# [Exercise instructions]
Which lines of the data below include the string "idcard"? Return each of them.
^^^^
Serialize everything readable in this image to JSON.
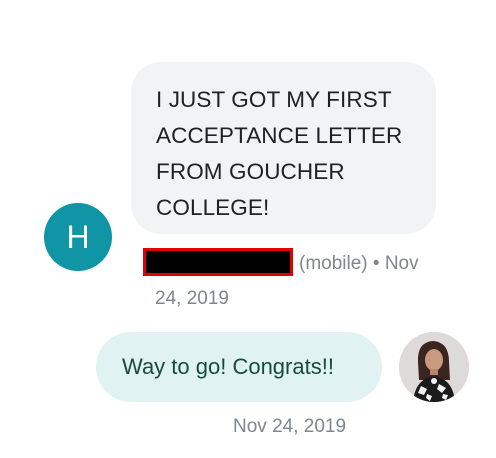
{
  "incoming": {
    "avatar_initial": "H",
    "avatar_color": "#0f95a5",
    "message": "I JUST GOT MY FIRST ACCEPTANCE LETTER FROM GOUCHER COLLEGE!",
    "sender_suffix": "(mobile) • Nov",
    "date_continued": "24, 2019"
  },
  "outgoing": {
    "message": "Way to go! Congrats!!",
    "timestamp": "Nov 24, 2019",
    "avatar_icon": "user-photo-avatar"
  },
  "colors": {
    "incoming_bubble": "#f1f3f4",
    "outgoing_bubble": "#e0f2f1",
    "outgoing_text": "#174b3f",
    "redaction_border": "#e00000"
  }
}
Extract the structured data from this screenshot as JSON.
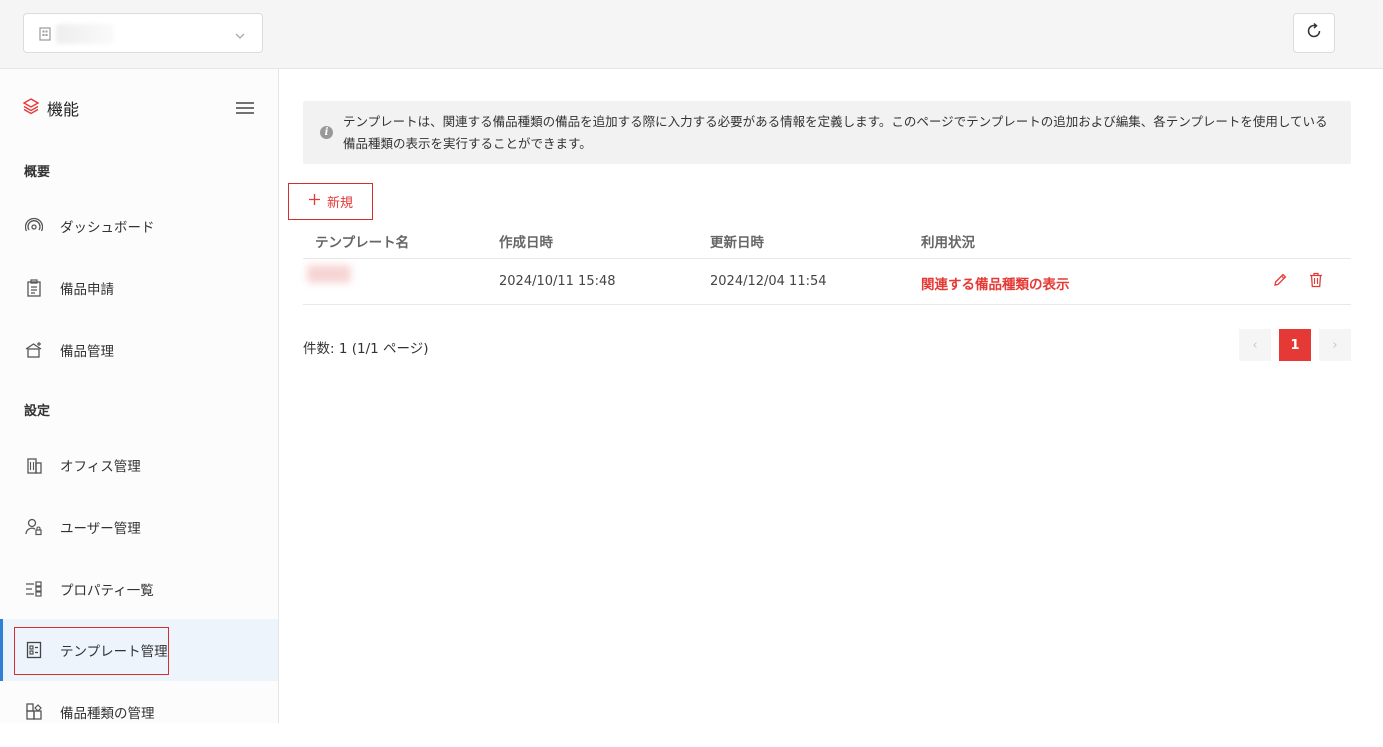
{
  "topbar": {
    "office_select_icon": "building-icon",
    "refresh_icon": "refresh-icon"
  },
  "sidebar": {
    "header": "機能",
    "sections": [
      {
        "title": "概要"
      },
      {
        "title": "設定"
      }
    ],
    "items": [
      {
        "label": "ダッシュボード",
        "icon": "dashboard-icon"
      },
      {
        "label": "備品申請",
        "icon": "clipboard-icon"
      },
      {
        "label": "備品管理",
        "icon": "equipment-icon"
      },
      {
        "label": "オフィス管理",
        "icon": "office-icon"
      },
      {
        "label": "ユーザー管理",
        "icon": "user-lock-icon"
      },
      {
        "label": "プロパティ一覧",
        "icon": "property-list-icon"
      },
      {
        "label": "テンプレート管理",
        "icon": "template-icon"
      },
      {
        "label": "備品種類の管理",
        "icon": "category-icon"
      }
    ],
    "active_item": "テンプレート管理"
  },
  "main": {
    "info_text": "テンプレートは、関連する備品種類の備品を追加する際に入力する必要がある情報を定義します。このページでテンプレートの追加および編集、各テンプレートを使用している備品種類の表示を実行することができます。",
    "new_button": "新規",
    "table": {
      "headers": [
        "テンプレート名",
        "作成日時",
        "更新日時",
        "利用状況"
      ],
      "rows": [
        {
          "name": "",
          "created": "2024/10/11 15:48",
          "updated": "2024/12/04 11:54",
          "usage": "関連する備品種類の表示"
        }
      ]
    },
    "count_text": "件数: 1 (1/1 ページ)",
    "pagination": {
      "prev": "‹",
      "current": "1",
      "next": "›"
    }
  },
  "colors": {
    "accent": "#e53935",
    "active_bg": "#edf4fc",
    "active_bar": "#2f7fd6"
  }
}
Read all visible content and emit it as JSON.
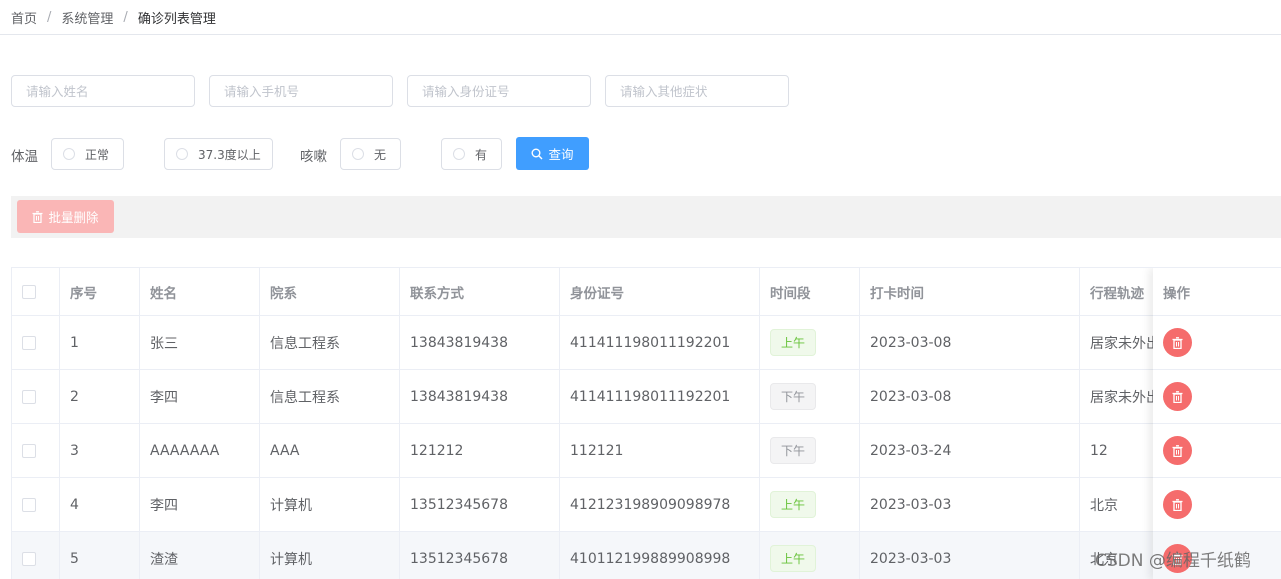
{
  "breadcrumb": [
    "首页",
    "系统管理",
    "确诊列表管理"
  ],
  "breadcrumb_sep": "/",
  "search_inputs": [
    {
      "placeholder": "请输入姓名",
      "value": ""
    },
    {
      "placeholder": "请输入手机号",
      "value": ""
    },
    {
      "placeholder": "请输入身份证号",
      "value": ""
    },
    {
      "placeholder": "请输入其他症状",
      "value": ""
    }
  ],
  "filters": {
    "temperature_label": "体温",
    "temperature_options": [
      "正常",
      "37.3度以上"
    ],
    "cough_label": "咳嗽",
    "cough_options": [
      "无",
      "有"
    ],
    "search_button": "查询"
  },
  "toolbar": {
    "batch_delete": "批量删除"
  },
  "table": {
    "columns": [
      "序号",
      "姓名",
      "院系",
      "联系方式",
      "身份证号",
      "时间段",
      "打卡时间",
      "行程轨迹",
      "操作"
    ],
    "rows": [
      {
        "id": "1",
        "name": "张三",
        "dept": "信息工程系",
        "phone": "13843819438",
        "idcard": "411411198011192201",
        "period": "上午",
        "date": "2023-03-08",
        "trip": "居家未外出"
      },
      {
        "id": "2",
        "name": "李四",
        "dept": "信息工程系",
        "phone": "13843819438",
        "idcard": "411411198011192201",
        "period": "下午",
        "date": "2023-03-08",
        "trip": "居家未外出"
      },
      {
        "id": "3",
        "name": "AAAAAAA",
        "dept": "AAA",
        "phone": "121212",
        "idcard": "112121",
        "period": "下午",
        "date": "2023-03-24",
        "trip": "12"
      },
      {
        "id": "4",
        "name": "李四",
        "dept": "计算机",
        "phone": "13512345678",
        "idcard": "412123198909098978",
        "period": "上午",
        "date": "2023-03-03",
        "trip": "北京"
      },
      {
        "id": "5",
        "name": "渣渣",
        "dept": "计算机",
        "phone": "13512345678",
        "idcard": "410112199889908998",
        "period": "上午",
        "date": "2023-03-03",
        "trip": "北京"
      }
    ]
  },
  "watermark": "CSDN @编程千纸鹤",
  "colors": {
    "primary": "#409eff",
    "danger": "#f56c6c",
    "danger_light": "#fab6b6",
    "success": "#67c23a"
  }
}
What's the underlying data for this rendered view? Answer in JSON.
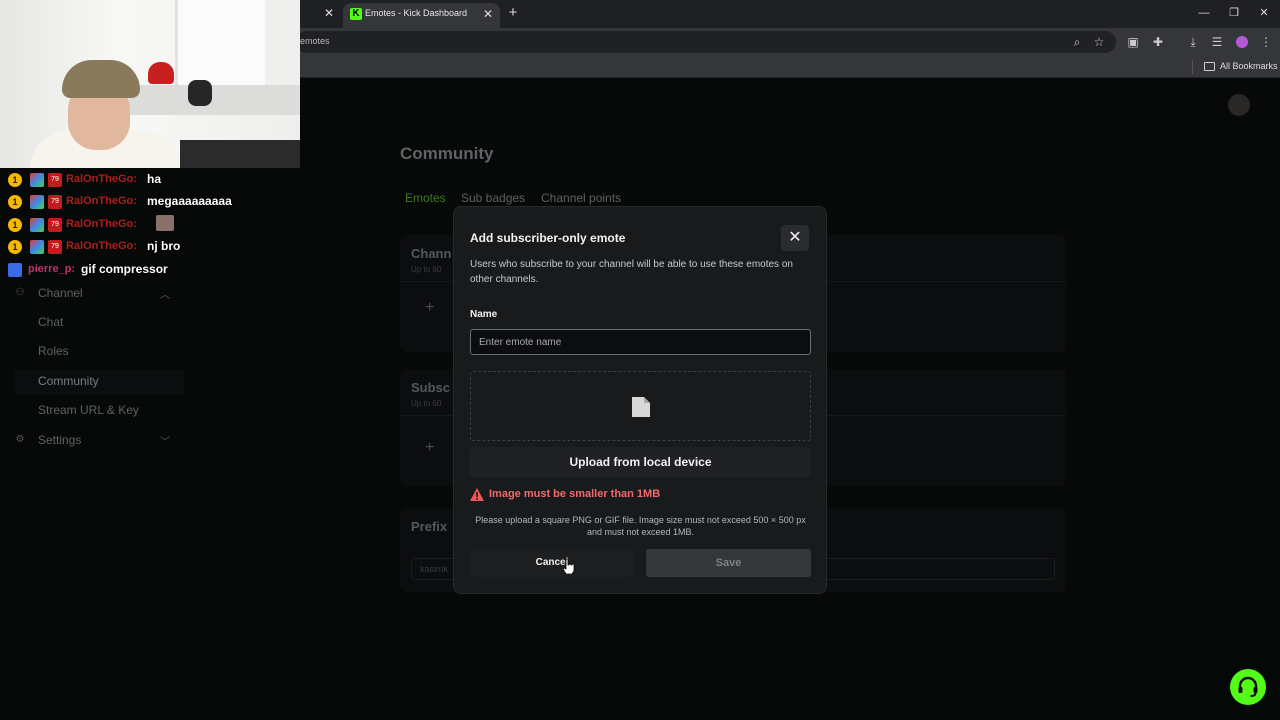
{
  "browser": {
    "active_tab_title": "Emotes - Kick Dashboard",
    "url_fragment": "emotes",
    "bookmarks_label": "All Bookmarks"
  },
  "sidebar": {
    "items": [
      {
        "label": "Channel",
        "icon": "people-icon",
        "expanded": true
      },
      {
        "label": "Chat"
      },
      {
        "label": "Roles"
      },
      {
        "label": "Community",
        "active": true
      },
      {
        "label": "Stream URL & Key"
      },
      {
        "label": "Settings",
        "icon": "gear-icon",
        "expanded": false
      }
    ]
  },
  "main": {
    "title": "Community",
    "tabs": [
      {
        "label": "Emotes",
        "active": true
      },
      {
        "label": "Sub badges"
      },
      {
        "label": "Channel points"
      }
    ],
    "cards": [
      {
        "title": "Chann",
        "subtitle": "Up to 60"
      },
      {
        "title": "Subsc",
        "subtitle": "Up to 60"
      },
      {
        "title": "Prefix",
        "input_value": "kasimk"
      }
    ]
  },
  "modal": {
    "title": "Add subscriber-only emote",
    "description": "Users who subscribe to your channel will be able to use these emotes on other channels.",
    "name_label": "Name",
    "name_placeholder": "Enter emote name",
    "upload_label": "Upload from local device",
    "error": "Image must be smaller than 1MB",
    "hint": "Please upload a square PNG or GIF file. Image size must not exceed 500 × 500 px and must not exceed 1MB.",
    "cancel_label": "Cancel",
    "save_label": "Save"
  },
  "chat_overlay": [
    {
      "user": "RalOnTheGo:",
      "message": "ha"
    },
    {
      "user": "RalOnTheGo:",
      "message": "megaaaaaaaaa"
    },
    {
      "user": "RalOnTheGo:",
      "message": ""
    },
    {
      "user": "RalOnTheGo:",
      "message": "nj bro"
    },
    {
      "user": "pierre_p:",
      "message": "gif compressor"
    }
  ],
  "colors": {
    "accent": "#53fc18",
    "error": "#f26a6a",
    "modal_bg": "#181a1c",
    "page_bg": "#070808"
  }
}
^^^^
# [Response area]
        "idcard": "411411198011192201",
        "idcard": "411411198011192201",
        "idcard": "112121",
        "idcard": "412123198909098978",
        "idcard": "410112199889908998",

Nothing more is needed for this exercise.